Europe's efforts to confront the migrant crisis in the region have been dubbed "a disaster" by the controversial leader of the U.K. Independence Party (UKIP).
Speaking to CNBC in Brussels on Friday, UKIP leader Nigel Farage told CNBC that yesterday's late-night discussions on how to tackle the growing numbers of migrants trying to reach Europe were "a disaster" for European officials, who wanted to see the responsibility for migrants shared among EU countries.
"(The talks were) a disaster for European Commission President Jean-Claude Juncker," Farage said.
"He has started to implement the EU's common asylum policy...and it's based on burden-sharing, which means that any migrants that arrive in Greece and Italy will be accepted there could then be shared out among the other countries in the EU -- but the message last night was clear that the answer (to that policy) from northern Europe was 'no'."
Farage said this showed there was no "collegiate spirit among the European Union at all" noting that there was a "north-south split over migration."
UKIP is one of a number of rightwing, anti-immigration parties on the rise in Europe where pockets of voters are reacting against a dramatic upswing in the number of migrants arriving, many due to conflicts and wars in their home countries, mainly in Africa and the Middle East.
Farage said that "all across northern Europe, electors are voting for parties who are saying 'we are not prepared to go on accepting limitless number of migrants and, frankly, I think Mr Juncker's common asylum policy is holed below the waterline."
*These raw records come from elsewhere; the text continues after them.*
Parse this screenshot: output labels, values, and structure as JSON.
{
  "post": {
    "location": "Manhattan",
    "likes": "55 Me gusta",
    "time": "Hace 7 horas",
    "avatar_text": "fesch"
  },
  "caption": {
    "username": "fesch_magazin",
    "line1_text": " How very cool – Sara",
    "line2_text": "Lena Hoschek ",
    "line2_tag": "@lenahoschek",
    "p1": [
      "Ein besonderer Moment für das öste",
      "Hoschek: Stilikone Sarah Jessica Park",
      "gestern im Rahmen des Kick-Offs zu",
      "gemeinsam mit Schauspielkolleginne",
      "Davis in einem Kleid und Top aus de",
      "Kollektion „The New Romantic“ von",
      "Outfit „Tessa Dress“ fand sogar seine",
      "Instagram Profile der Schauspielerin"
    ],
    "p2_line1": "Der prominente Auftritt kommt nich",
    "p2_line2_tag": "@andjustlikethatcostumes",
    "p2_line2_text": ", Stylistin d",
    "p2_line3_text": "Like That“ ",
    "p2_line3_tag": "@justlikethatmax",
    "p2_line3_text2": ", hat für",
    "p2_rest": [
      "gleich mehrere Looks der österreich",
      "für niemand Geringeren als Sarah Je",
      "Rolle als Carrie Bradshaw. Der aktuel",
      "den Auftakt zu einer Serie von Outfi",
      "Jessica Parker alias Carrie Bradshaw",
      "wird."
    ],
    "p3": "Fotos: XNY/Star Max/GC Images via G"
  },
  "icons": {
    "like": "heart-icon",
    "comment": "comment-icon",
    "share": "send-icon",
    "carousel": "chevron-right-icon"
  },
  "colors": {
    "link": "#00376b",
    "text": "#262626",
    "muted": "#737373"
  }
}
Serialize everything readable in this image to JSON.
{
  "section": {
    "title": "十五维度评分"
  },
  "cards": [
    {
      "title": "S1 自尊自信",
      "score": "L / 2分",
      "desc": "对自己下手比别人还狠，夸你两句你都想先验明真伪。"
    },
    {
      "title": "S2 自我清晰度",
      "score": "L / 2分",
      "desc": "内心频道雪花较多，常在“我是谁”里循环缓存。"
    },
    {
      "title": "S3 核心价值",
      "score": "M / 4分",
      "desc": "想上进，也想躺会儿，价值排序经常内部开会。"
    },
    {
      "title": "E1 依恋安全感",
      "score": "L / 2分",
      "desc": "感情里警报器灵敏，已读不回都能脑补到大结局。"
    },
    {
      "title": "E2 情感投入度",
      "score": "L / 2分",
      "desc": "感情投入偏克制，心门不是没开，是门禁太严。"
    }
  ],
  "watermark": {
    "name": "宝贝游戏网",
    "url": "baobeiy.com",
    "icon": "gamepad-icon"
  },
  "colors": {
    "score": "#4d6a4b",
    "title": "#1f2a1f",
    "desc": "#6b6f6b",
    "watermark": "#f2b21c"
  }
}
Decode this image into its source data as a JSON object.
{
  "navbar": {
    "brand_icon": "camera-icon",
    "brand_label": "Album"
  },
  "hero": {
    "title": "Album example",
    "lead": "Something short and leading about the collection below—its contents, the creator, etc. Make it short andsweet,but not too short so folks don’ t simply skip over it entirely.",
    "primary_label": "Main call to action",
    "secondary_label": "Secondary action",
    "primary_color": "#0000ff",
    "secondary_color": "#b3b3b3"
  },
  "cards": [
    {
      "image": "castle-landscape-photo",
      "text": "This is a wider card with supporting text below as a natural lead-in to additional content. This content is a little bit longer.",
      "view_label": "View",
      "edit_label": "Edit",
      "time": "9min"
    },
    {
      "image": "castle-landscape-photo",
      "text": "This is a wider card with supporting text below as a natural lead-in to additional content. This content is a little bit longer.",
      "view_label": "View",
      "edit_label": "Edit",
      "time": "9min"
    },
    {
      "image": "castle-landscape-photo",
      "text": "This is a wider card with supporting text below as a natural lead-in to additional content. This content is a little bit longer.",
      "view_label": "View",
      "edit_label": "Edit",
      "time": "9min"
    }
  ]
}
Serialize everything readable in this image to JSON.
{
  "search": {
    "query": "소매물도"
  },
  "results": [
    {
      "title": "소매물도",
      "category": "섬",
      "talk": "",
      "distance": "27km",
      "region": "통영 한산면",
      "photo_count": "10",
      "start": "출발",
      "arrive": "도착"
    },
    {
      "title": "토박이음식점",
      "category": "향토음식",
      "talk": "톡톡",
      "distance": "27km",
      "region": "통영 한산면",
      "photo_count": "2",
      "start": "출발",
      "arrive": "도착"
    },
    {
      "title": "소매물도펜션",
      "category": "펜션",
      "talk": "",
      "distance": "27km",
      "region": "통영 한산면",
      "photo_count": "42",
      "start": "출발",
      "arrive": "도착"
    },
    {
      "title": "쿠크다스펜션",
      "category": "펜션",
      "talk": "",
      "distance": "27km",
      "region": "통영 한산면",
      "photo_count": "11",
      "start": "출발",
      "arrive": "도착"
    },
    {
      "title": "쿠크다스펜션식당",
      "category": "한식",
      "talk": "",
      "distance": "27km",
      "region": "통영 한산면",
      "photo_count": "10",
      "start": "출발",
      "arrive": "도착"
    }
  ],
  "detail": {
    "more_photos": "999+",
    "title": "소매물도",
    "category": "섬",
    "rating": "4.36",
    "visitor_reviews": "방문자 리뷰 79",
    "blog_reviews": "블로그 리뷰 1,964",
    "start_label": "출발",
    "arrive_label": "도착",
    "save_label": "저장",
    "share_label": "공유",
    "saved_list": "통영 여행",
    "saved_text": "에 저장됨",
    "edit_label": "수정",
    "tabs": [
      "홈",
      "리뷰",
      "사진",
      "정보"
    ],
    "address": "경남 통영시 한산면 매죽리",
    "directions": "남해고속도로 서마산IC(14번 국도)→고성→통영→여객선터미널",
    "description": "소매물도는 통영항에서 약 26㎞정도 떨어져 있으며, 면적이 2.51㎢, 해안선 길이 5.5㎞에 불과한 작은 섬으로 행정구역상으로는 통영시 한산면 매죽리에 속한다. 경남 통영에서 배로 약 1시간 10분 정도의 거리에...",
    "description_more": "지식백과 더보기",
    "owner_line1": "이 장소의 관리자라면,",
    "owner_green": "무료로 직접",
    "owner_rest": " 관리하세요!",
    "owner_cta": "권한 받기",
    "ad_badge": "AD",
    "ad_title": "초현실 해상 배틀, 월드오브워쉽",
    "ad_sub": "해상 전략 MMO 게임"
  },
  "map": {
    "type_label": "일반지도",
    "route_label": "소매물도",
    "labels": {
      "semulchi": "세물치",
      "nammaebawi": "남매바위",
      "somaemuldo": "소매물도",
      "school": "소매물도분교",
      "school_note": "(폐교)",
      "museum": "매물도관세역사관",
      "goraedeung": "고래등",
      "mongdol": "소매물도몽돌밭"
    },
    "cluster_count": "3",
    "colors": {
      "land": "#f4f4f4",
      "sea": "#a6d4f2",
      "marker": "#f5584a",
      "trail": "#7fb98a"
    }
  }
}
Farage's comments come after fractious discussions between European leaders Thursday evening over how to handle over a migrant crisis in the Mediterranean where leaders found themselves sparring for seven hours about whether to take in 40,000 Syrian and Eritrean asylum seekers now in Italy and Greece and another 20,000 people currently outside the EU.
They eventually agreed a voluntary scheme, sticking to the 60,000 number but granted an exclusion for Hungary, which earlier described the plan as absurd, as well as for Bulgaria, one of the EU's poorest countries.
"It was a very intensive debate," German Chancellor Angela Merkel told reporters after the meeting ended, describing the migrant crisis "as the biggest challenge I have seen in European affairs in my time as chancellor".
Expressing his frustration, Commission President Jean-Claude Juncker described the plan as one of "modest ambition" and said at one point in the meeting he had told EU leaders "I don't give a damn" about objections to the plan's underlying methodology.
"We have to find out if the system works. It doesn't matter if it is voluntary or mandatory, it is whether it can help 60,000 refugees," Juncker told a news conference in the early hours of Friday.
However, the EU's chief executive had been hoping to set a precedent for Europe-wide action that limited national opt-outs.
During the summit dinner, Italian Prime Minister Matteo Renzi rebuked his fellow leaders for their reluctance to support a plan that was meant as an emergency response to the tragedy of 2,000 migrant deaths in the Mediterranean year but has been overshadowed by divisions, particularly in eastern Europe.
"If we think Europe is only about budgets, it is not the Europe we thought of in 1957 in Rome," Renzi said, referring to the European Union's founding treaty.
The summit became so tense that a speech by British Prime Minister David Cameron served as an interlude to cool tempers, with the much awaited address to pitch for a new deal for Britain in the European Union reduced to barely 10 minutes.
The mood was a long way from the unity showed by EU ministers in April immediately after the deaths of 900 migrants off the Libyan coast in a single weekend.
While the political deal was a breakthrough, implementing the plan stillfaces hurdles. The criteria to share migrants among member states must be decided by the end of July. Such factors as the size of a member state's economy and population must be considered.
"There's much, much more argument to come," said one senior EU diplomat. "I don't yet see the full way forward."
Slovakia, Hungary and others fought against, arguing their ex-Communist economies still lacked the capacity to cope.
The debate has also strained the EU's commitment to its Schengen agreement on passport-free travel.
This week, Austria threatened to reimpose controls on its border with Hungary and Britain called for more security around the French port of Calais. Britain and Spain want a bigger focus on returning migrants to countries of origin.